When the timer "dings", take the pita out carefully (use a large bench scraper or small baker's peel to take it out (or check out this nifty inexpensive cake and pizza lifter), and either place the hot pita bread (which will deflate immediately) in a large open paper bag, or wrap loosely in a clean large tea towel. Stack them up as you go. The pita should not get brown or crispy! You want them to stay flexible and soft.

That's it! Eat them within a day or so (place in plastic bags after they cool thoroughly) or freeze them. If they have puffed properly, when you cut them in half, they will have a "pocket".

Another way to enjoy them is as "Zatar bread":

Brush the bread with a little olive oil and sprinkle with the zatar, a delicious Lebanese spice mixture of lemony-tasting reddish sumac, sesame, thyme and sometimes other herbs.

See this post of mine on za'atar.



spiceislandvegan said...

Wow! How cool Bryanna! Only you can make something like this. Bravo!

I like the picture of puffed bread.
I like sumac and zatar.

This reminds me of paratha that also will puff like that when pan fried.


Anonymous said...

I've never had much luck making cornbread. It just doesn't turn out quite the way I'd like it to. What recipe do you use for your "must eat" cornbread?

Jackie said...

Thanks for the Pita recipe. I have never had much luck and mine have been too dry but yours is explained so well I should have better luck next time I make them.

Anonymous said...
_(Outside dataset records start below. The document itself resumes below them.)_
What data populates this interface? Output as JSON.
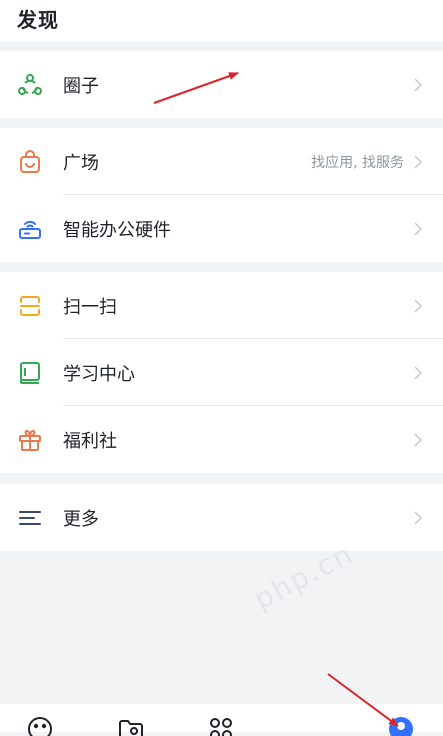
{
  "header": {
    "title": "发现"
  },
  "groups": [
    {
      "items": [
        {
          "label": "圈子",
          "icon": "circle-group-icon",
          "color": "#34a853"
        }
      ]
    },
    {
      "items": [
        {
          "label": "广场",
          "hint": "找应用, 找服务",
          "icon": "shopping-bag-icon",
          "color": "#e8794a"
        },
        {
          "label": "智能办公硬件",
          "icon": "router-icon",
          "color": "#3370ff"
        }
      ]
    },
    {
      "items": [
        {
          "label": "扫一扫",
          "icon": "scan-icon",
          "color": "#f5a623"
        },
        {
          "label": "学习中心",
          "icon": "book-icon",
          "color": "#34a853"
        },
        {
          "label": "福利社",
          "icon": "gift-icon",
          "color": "#e8794a"
        }
      ]
    },
    {
      "items": [
        {
          "label": "更多",
          "icon": "menu-icon",
          "color": "#3b4a6b"
        }
      ]
    }
  ],
  "bottom_nav": [
    {
      "icon": "smiley-icon"
    },
    {
      "icon": "folder-icon"
    },
    {
      "icon": "apps-grid-icon"
    },
    {
      "icon": "avatar-icon"
    }
  ],
  "annotations": {
    "arrow_color": "#d9262c"
  },
  "watermark": "php.cn"
}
Wow, those are beautiful! I used to make these and mine came out much darker. I made them on a flat skillet, like I would tortillas and used only water, whole wheat flour and salt. They puffed too! A sourdough sounds interesting. Can't wait for that.
Mmmm, I love zatar bread!

Thanks for those recipes.

Bryanna Clark Grogan said...

vivacious vegan, this is the recipe I use, from my fiber cookbook:

Makes 1/ 10" cast-iron skillet or 12 muffins

PS: If you don't have a skillet, use a 10" round or 9" square pan-- the skillet just makes the crust crispier.

This is my favorite cornbread—Yankee-style, since it’s a little sweet. It’s moist and corny, and can be made high-fiber and low in fat.

1 c. yellow (stoneground, if possible) cornmeal
3/4 c. wholewheat or white pastry flour
1/3 c. soy or chickpea flour
1/4 c. sugar
1 tsp. baking powder
3/4 tsp. salt
1/2 tsp. baking soda

WET MIX: PS: if you have no applesauce and/or don't care about the amount of fat, forget the applesauce and just use 1/4 cup of oil or melted non-dairy marge)

1 T. lemon juice with nondairy milk to make 1 and 1/4 c.
1/4 C. unsweetened smooth applesauce
2 T. oil or melted non-dairy margarine

Oil a 10" cast iron skillet and place it in the oven while you heat it up to 375 degrees F. Whisk the dry Mix ingredients together in a medium bowl. Whisk or blend the wet Mix ingredients together and add to the Dry Mix. Mix briefly and pour into the hot skillet. Bake 20 minutes.

KleoPatra said...

Look at that pita bread PUFF up. That is SO cool...

urban vegan said...

Looks like a pocket full of fun.

bethy said...

If you make the zatar pita, try cutting up some ripe pears, mixing them with a little agave syrup (I used to use honey) Sooo good!

Anonymous said...

Any way of making the pita bread gluten free? I really miss pita bread! I know that GF bread flour is out there, and white GF flour (I would prefer to use wholegrain though)
Would simply replacing the flours work?

Bryanna Clark Grogan said...

Anonymous, I have never made gluten-free pita bread, but this sounds and looks promising:

I googled "gluten-free pita" (in quotes" and found that one right away. Sounds like she knows what she's doing!

Corrin Radd said...

Used your wholewheat no knead dough to make these today and loved them. So easy and so good!

Bryanna Clark Grogan said...

Fantastic, Corrin! I love that dough, too!